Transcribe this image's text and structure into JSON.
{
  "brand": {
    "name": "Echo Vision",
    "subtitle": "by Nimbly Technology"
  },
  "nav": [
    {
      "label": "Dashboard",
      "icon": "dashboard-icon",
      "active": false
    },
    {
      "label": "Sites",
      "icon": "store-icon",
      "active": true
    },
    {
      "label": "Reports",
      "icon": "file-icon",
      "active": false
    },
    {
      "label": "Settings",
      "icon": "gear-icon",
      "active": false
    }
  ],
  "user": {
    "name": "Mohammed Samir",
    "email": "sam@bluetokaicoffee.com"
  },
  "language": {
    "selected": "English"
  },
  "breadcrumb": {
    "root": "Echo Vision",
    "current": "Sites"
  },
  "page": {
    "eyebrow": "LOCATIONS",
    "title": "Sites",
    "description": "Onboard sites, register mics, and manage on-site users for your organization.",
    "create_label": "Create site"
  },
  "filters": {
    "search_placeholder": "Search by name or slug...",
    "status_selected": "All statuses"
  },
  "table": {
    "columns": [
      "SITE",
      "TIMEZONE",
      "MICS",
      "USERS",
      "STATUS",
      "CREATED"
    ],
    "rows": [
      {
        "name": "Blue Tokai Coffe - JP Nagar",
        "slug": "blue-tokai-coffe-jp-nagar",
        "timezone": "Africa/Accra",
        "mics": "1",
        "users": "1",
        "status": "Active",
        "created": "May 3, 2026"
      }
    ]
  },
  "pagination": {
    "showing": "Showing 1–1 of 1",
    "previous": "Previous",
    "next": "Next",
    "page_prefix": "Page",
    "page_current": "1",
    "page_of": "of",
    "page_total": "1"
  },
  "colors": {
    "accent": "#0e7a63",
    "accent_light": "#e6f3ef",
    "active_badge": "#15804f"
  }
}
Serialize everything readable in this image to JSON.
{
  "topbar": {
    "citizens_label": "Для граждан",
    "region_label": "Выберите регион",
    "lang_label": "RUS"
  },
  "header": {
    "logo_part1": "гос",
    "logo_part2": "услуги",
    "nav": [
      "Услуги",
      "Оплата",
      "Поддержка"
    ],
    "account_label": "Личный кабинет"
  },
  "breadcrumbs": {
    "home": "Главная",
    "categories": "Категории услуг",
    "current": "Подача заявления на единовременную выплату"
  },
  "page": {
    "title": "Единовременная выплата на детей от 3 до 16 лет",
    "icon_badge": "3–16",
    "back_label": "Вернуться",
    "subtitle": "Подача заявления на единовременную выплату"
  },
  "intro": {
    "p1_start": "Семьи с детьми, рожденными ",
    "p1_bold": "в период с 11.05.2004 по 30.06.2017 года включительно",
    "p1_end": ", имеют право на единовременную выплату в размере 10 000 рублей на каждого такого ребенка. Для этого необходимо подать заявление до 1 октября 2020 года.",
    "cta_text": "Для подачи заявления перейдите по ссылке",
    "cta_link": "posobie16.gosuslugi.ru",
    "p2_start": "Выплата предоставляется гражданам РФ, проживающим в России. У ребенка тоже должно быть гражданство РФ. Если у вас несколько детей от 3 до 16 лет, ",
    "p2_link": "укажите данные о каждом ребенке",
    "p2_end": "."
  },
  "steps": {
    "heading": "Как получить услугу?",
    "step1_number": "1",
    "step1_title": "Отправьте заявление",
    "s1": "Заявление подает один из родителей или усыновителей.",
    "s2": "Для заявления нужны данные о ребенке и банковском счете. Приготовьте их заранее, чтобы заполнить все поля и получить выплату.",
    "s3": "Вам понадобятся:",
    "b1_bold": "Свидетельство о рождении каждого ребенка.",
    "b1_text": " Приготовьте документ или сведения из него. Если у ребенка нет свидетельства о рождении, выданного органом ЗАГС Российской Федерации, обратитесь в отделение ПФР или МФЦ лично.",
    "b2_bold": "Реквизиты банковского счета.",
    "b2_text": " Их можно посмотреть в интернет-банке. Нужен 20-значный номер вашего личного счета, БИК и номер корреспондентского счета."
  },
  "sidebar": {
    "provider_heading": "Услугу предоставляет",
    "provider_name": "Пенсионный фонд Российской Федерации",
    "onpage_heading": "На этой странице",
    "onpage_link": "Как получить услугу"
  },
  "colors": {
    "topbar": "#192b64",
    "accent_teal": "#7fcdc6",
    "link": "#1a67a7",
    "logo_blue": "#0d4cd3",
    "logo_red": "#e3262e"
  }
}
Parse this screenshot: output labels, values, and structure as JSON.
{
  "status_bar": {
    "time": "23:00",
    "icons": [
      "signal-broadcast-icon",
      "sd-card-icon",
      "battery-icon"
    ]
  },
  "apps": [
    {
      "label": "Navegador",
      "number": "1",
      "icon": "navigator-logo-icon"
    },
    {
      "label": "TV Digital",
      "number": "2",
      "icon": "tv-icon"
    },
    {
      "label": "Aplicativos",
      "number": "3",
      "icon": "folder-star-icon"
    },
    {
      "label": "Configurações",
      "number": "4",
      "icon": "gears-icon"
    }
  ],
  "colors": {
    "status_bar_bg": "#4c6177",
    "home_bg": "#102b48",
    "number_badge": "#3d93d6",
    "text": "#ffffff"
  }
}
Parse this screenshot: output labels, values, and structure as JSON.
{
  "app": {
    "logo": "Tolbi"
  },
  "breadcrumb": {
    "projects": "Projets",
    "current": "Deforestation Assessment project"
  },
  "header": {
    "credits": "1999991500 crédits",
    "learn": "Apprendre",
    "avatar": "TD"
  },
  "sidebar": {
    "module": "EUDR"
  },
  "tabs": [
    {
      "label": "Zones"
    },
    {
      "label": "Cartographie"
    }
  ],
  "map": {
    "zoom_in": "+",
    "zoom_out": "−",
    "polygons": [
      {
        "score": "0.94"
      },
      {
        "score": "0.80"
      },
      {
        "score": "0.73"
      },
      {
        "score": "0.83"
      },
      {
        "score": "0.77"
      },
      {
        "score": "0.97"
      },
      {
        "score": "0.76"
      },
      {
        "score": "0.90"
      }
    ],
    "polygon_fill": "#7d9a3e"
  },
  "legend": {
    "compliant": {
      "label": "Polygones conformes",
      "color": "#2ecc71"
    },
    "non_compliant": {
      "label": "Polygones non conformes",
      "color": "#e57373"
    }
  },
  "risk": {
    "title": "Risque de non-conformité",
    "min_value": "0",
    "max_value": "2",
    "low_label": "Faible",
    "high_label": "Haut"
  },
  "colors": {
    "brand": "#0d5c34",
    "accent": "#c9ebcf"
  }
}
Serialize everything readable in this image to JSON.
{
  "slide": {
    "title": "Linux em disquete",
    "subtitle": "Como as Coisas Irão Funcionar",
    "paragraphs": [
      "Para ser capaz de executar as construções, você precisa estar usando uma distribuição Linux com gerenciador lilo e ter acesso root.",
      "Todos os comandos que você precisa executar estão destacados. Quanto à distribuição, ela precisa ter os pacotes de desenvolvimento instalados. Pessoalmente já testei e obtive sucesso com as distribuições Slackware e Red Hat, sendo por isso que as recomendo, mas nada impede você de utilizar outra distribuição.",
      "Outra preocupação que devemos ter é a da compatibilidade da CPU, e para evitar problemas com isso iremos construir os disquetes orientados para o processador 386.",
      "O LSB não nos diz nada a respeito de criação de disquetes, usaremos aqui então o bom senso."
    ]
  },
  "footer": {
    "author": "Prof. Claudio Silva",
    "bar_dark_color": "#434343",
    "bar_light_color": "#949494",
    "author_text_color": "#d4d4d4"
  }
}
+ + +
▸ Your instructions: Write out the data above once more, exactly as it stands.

▸ Response to the exercise:
Transcribe this image's text and structure into JSON.
{
  "brand": {
    "name": "Echo Vision",
    "subtitle": "by Nimbly Technology"
  },
  "nav": [
    {
      "label": "Dashboard",
      "icon": "dashboard-icon",
      "active": false
    },
    {
      "label": "Sites",
      "icon": "store-icon",
      "active": true
    },
    {
      "label": "Reports",
      "icon": "file-icon",
      "active": false
    },
    {
      "label": "Settings",
      "icon": "gear-icon",
      "active": false
    }
  ],
  "user": {
    "name": "Mohammed Samir",
    "email": "sam@bluetokaicoffee.com"
  },
  "language": {
    "selected": "English"
  },
  "breadcrumb": {
    "root": "Echo Vision",
    "current": "Sites"
  },
  "page": {
    "eyebrow": "LOCATIONS",
    "title": "Sites",
    "description": "Onboard sites, register mics, and manage on-site users for your organization.",
    "create_label": "Create site"
  },
  "filters": {
    "search_placeholder": "Search by name or slug...",
    "status_selected": "All statuses"
  },
  "table": {
    "columns": [
      "SITE",
      "TIMEZONE",
      "MICS",
      "USERS",
      "STATUS",
      "CREATED"
    ],
    "rows": [
      {
        "name": "Blue Tokai Coffe - JP Nagar",
        "slug": "blue-tokai-coffe-jp-nagar",
        "timezone": "Africa/Accra",
        "mics": "1",
        "users": "1",
        "status": "Active",
        "created": "May 3, 2026"
      }
    ]
  },
  "pagination": {
    "showing": "Showing 1–1 of 1",
    "previous": "Previous",
    "next": "Next",
    "page_prefix": "Page",
    "page_current": "1",
    "page_of": "of",
    "page_total": "1"
  },
  "colors": {
    "accent": "#0e7a63",
    "accent_light": "#e6f3ef",
    "active_badge": "#15804f"
  }
}
Serialize everything readable in this image to JSON.
{
  "topbar": {
    "citizens_label": "Для граждан",
    "region_label": "Выберите регион",
    "lang_label": "RUS"
  },
  "header": {
    "logo_part1": "гос",
    "logo_part2": "услуги",
    "nav": [
      "Услуги",
      "Оплата",
      "Поддержка"
    ],
    "account_label": "Личный кабинет"
  },
  "breadcrumbs": {
    "home": "Главная",
    "categories": "Категории услуг",
    "current": "Подача заявления на единовременную выплату"
  },
  "page": {
    "title": "Единовременная выплата на детей от 3 до 16 лет",
    "icon_badge": "3–16",
    "back_label": "Вернуться",
    "subtitle": "Подача заявления на единовременную выплату"
  },
  "intro": {
    "p1_start": "Семьи с детьми, рожденными ",
    "p1_bold": "в период с 11.05.2004 по 30.06.2017 года включительно",
    "p1_end": ", имеют право на единовременную выплату в размере 10 000 рублей на каждого такого ребенка. Для этого необходимо подать заявление до 1 октября 2020 года.",
    "cta_text": "Для подачи заявления перейдите по ссылке",
    "cta_link": "posobie16.gosuslugi.ru",
    "p2_start": "Выплата предоставляется гражданам РФ, проживающим в России. У ребенка тоже должно быть гражданство РФ. Если у вас несколько детей от 3 до 16 лет, ",
    "p2_link": "укажите данные о каждом ребенке",
    "p2_end": "."
  },
  "steps": {
    "heading": "Как получить услугу?",
    "step1_number": "1",
    "step1_title": "Отправьте заявление",
    "s1": "Заявление подает один из родителей или усыновителей.",
    "s2": "Для заявления нужны данные о ребенке и банковском счете. Приготовьте их заранее, чтобы заполнить все поля и получить выплату.",
    "s3": "Вам понадобятся:",
    "b1_bold": "Свидетельство о рождении каждого ребенка.",
    "b1_text": " Приготовьте документ или сведения из него. Если у ребенка нет свидетельства о рождении, выданного органом ЗАГС Российской Федерации, обратитесь в отделение ПФР или МФЦ лично.",
    "b2_bold": "Реквизиты банковского счета.",
    "b2_text": " Их можно посмотреть в интернет-банке. Нужен 20-значный номер вашего личного счета, БИК и номер корреспондентского счета."
  },
  "sidebar": {
    "provider_heading": "Услугу предоставляет",
    "provider_name": "Пенсионный фонд Российской Федерации",
    "onpage_heading": "На этой странице",
    "onpage_link": "Как получить услугу"
  },
  "colors": {
    "topbar": "#192b64",
    "accent_teal": "#7fcdc6",
    "link": "#1a67a7",
    "logo_blue": "#0d4cd3",
    "logo_red": "#e3262e"
  }
}
Parse this screenshot: output labels, values, and structure as JSON.
{
  "status_bar": {
    "time": "23:00",
    "icons": [
      "signal-broadcast-icon",
      "sd-card-icon",
      "battery-icon"
    ]
  },
  "apps": [
    {
      "label": "Navegador",
      "number": "1",
      "icon": "navigator-logo-icon"
    },
    {
      "label": "TV Digital",
      "number": "2",
      "icon": "tv-icon"
    },
    {
      "label": "Aplicativos",
      "number": "3",
      "icon": "folder-star-icon"
    },
    {
      "label": "Configurações",
      "number": "4",
      "icon": "gears-icon"
    }
  ],
  "colors": {
    "status_bar_bg": "#4c6177",
    "home_bg": "#102b48",
    "number_badge": "#3d93d6",
    "text": "#ffffff"
  }
}
Parse this screenshot: output labels, values, and structure as JSON.
{
  "app": {
    "logo": "Tolbi"
  },
  "breadcrumb": {
    "projects": "Projets",
    "current": "Deforestation Assessment project"
  },
  "header": {
    "credits": "1999991500 crédits",
    "learn": "Apprendre",
    "avatar": "TD"
  },
  "sidebar": {
    "module": "EUDR"
  },
  "tabs": [
    {
      "label": "Zones"
    },
    {
      "label": "Cartographie"
    }
  ],
  "map": {
    "zoom_in": "+",
    "zoom_out": "−",
    "polygons": [
      {
        "score": "0.94"
      },
      {
        "score": "0.80"
      },
      {
        "score": "0.73"
      },
      {
        "score": "0.83"
      },
      {
        "score": "0.77"
      },
      {
        "score": "0.97"
      },
      {
        "score": "0.76"
      },
      {
        "score": "0.90"
      }
    ],
    "polygon_fill": "#7d9a3e"
  },
  "legend": {
    "compliant": {
      "label": "Polygones conformes",
      "color": "#2ecc71"
    },
    "non_compliant": {
      "label": "Polygones non conformes",
      "color": "#e57373"
    }
  },
  "risk": {
    "title": "Risque de non-conformité",
    "min_value": "0",
    "max_value": "2",
    "low_label": "Faible",
    "high_label": "Haut"
  },
  "colors": {
    "brand": "#0d5c34",
    "accent": "#c9ebcf"
  }
}
Serialize everything readable in this image to JSON.
{
  "slide": {
    "title": "Linux em disquete",
    "subtitle": "Como as Coisas Irão Funcionar",
    "paragraphs": [
      "Para ser capaz de executar as construções, você precisa estar usando uma distribuição Linux com gerenciador lilo e ter acesso root.",
      "Todos os comandos que você precisa executar estão destacados. Quanto à distribuição, ela precisa ter os pacotes de desenvolvimento instalados. Pessoalmente já testei e obtive sucesso com as distribuições Slackware e Red Hat, sendo por isso que as recomendo, mas nada impede você de utilizar outra distribuição.",
      "Outra preocupação que devemos ter é a da compatibilidade da CPU, e para evitar problemas com isso iremos construir os disquetes orientados para o processador 386.",
      "O LSB não nos diz nada a respeito de criação de disquetes, usaremos aqui então o bom senso."
    ]
  },
  "footer": {
    "author": "Prof. Claudio Silva",
    "bar_dark_color": "#434343",
    "bar_light_color": "#949494",
    "author_text_color": "#d4d4d4"
  }
}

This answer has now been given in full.